I know I didn’t deserve His love but He loved me just as I was. It wasn’t about the striving and the working hard to make something of my life and finding my self-worth in achieving things. He simply loved me.
And I told Him I was sorry for my sins. I knew that I had not been living for God but for my selfish desires.
That day, I felt like someone turned the light on and the confusion and heaviness I’d lived under vanished. Part of my load was the secret shame I’d carried in my heart. And as I wrote earlier, I’d worked hard to cover up my sense of inadequacy, of not being enough. I didn’t have all the answers to my questions, but I had a deep assurance that God was going to take care of me.
I used to find Bible reading boring mainly because I didn’t understand what I read. But from that day on, I found life in the Word of God. Like my once atheist friend, I couldn’t wait to tell others about what God had done for me.
The encounter I had that day affected every single decision I’ve made since then. I never did make it to medical school and my father was deeply disappointed, but I had peace that God was going to work it out.
Nearly 25 years later, I can say that He truly has. I used to view God as someone to fear and who lived far away in Heaven. But I’m so glad I was wrong. Now, I know He’s a kind, loving Father who loves His children.

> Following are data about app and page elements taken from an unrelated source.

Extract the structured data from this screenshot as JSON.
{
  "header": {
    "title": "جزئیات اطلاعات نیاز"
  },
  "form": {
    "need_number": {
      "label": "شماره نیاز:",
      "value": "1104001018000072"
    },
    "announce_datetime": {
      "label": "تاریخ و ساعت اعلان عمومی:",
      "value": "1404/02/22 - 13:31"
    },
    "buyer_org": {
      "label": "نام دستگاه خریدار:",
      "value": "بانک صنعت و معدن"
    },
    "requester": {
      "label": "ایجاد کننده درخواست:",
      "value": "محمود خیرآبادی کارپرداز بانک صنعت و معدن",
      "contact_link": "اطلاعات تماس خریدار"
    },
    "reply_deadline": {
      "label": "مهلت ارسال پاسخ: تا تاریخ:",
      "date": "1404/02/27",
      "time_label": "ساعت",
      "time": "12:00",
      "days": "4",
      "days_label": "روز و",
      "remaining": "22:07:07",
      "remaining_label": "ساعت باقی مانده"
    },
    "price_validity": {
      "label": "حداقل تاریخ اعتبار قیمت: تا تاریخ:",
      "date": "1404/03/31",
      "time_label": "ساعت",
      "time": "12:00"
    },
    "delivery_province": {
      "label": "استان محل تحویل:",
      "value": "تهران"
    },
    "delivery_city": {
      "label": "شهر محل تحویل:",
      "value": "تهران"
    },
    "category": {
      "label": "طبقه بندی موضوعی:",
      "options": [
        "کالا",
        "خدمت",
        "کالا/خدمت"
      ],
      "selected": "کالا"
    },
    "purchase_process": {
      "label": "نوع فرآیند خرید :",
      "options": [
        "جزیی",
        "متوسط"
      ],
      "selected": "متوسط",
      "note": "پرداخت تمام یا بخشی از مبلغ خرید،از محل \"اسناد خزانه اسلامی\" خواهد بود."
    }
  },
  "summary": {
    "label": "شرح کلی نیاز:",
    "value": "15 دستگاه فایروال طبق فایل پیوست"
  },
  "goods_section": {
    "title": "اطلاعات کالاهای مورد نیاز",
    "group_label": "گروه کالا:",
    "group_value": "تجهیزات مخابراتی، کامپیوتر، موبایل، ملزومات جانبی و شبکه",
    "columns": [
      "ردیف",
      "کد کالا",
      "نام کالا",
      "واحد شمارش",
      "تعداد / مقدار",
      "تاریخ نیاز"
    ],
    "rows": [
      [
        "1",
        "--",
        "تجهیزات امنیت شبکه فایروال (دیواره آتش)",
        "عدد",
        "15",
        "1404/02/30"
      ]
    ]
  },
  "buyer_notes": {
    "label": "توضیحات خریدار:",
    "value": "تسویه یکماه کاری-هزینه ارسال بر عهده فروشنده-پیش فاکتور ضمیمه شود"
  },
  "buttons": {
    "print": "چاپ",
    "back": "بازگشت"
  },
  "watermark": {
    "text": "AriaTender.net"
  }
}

As simple as this may sound, one of the most beautiful truths I’m learning more and more each day is that I’m a child of God, a daughter of my Heavenly Father. And one of the joys of my life is discovering what it means to live as one in this broken, sin-filled world.
The thing that my aunt was so ashamed is something, I’m thankful for today. I know who I am — I’m a Peruvian Indian but most of all I’m a child of God.
I wish I could say that I’d stopped the striving and working hard … overcoming that tendency has been my ongoing journey. On the best days, I live out of a place where I know I’m loved and on the worst days, I have spiritual amnesia. I forget who I am and I crawl back under my shame and my desire to cover up my imperfection and brokenness.
But God is faithful and He always leads us back home.
The tears ran down my face, as I shared my story with my friend, and I had to search my purse for tissue. For God’s love, His deep amazing love for me always overwhelms me in such a wonderful way.
For I am persuaded that neither death nor life, nor angels nor principalities nor powers, nor things present nor things to come, nor height nor depth, nor any other created thing, shall be able to separate us from the love of God which is in Christ Jesus our Lord. Ro.8:38,29
Love this story and these truths! God is truly a loving Father and He is satisfying. Love the way you share your heart with us, Hulda! Keep writing!
Rebekah Dorris says
What a beautiful story, Hulda. Thanks for sharing it.
Melissa Stroh says
That struggle is so very real for so many. Including myself. Thank you for sharing this, Hulda!